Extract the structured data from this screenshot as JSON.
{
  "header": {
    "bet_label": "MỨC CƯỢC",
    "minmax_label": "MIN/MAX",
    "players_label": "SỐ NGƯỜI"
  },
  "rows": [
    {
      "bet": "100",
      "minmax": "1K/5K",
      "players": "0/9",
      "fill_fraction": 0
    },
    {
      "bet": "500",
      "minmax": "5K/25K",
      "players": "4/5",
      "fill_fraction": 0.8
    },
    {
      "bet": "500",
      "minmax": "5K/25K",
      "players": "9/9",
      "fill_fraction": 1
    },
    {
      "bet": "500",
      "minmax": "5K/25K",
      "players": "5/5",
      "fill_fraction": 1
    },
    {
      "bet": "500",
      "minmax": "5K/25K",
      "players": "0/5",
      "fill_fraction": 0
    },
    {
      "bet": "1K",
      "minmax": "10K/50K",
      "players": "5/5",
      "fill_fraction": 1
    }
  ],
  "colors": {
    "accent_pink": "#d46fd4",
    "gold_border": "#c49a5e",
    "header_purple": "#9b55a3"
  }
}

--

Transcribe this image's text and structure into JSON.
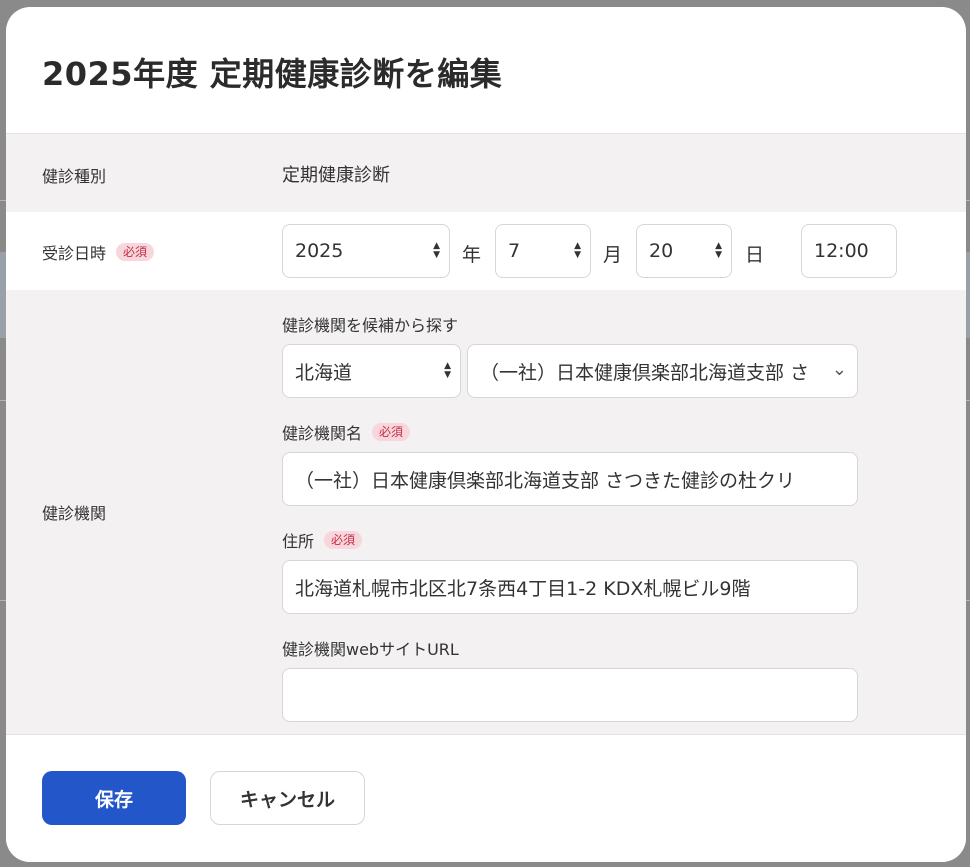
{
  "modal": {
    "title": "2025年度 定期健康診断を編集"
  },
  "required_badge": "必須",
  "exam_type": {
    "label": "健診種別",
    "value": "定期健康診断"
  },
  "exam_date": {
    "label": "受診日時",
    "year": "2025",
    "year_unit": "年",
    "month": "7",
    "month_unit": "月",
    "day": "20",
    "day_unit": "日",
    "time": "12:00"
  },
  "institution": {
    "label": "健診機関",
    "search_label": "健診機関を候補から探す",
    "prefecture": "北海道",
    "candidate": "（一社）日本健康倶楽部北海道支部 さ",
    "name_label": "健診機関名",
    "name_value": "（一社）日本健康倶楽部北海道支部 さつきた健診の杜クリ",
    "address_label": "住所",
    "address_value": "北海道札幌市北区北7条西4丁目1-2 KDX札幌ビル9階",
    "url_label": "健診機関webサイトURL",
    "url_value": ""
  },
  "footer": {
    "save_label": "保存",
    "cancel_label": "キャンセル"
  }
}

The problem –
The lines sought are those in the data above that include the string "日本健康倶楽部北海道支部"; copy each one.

Task output –
    "candidate": "（一社）日本健康倶楽部北海道支部 さ",
    "name_value": "（一社）日本健康倶楽部北海道支部 さつきた健診の杜クリ",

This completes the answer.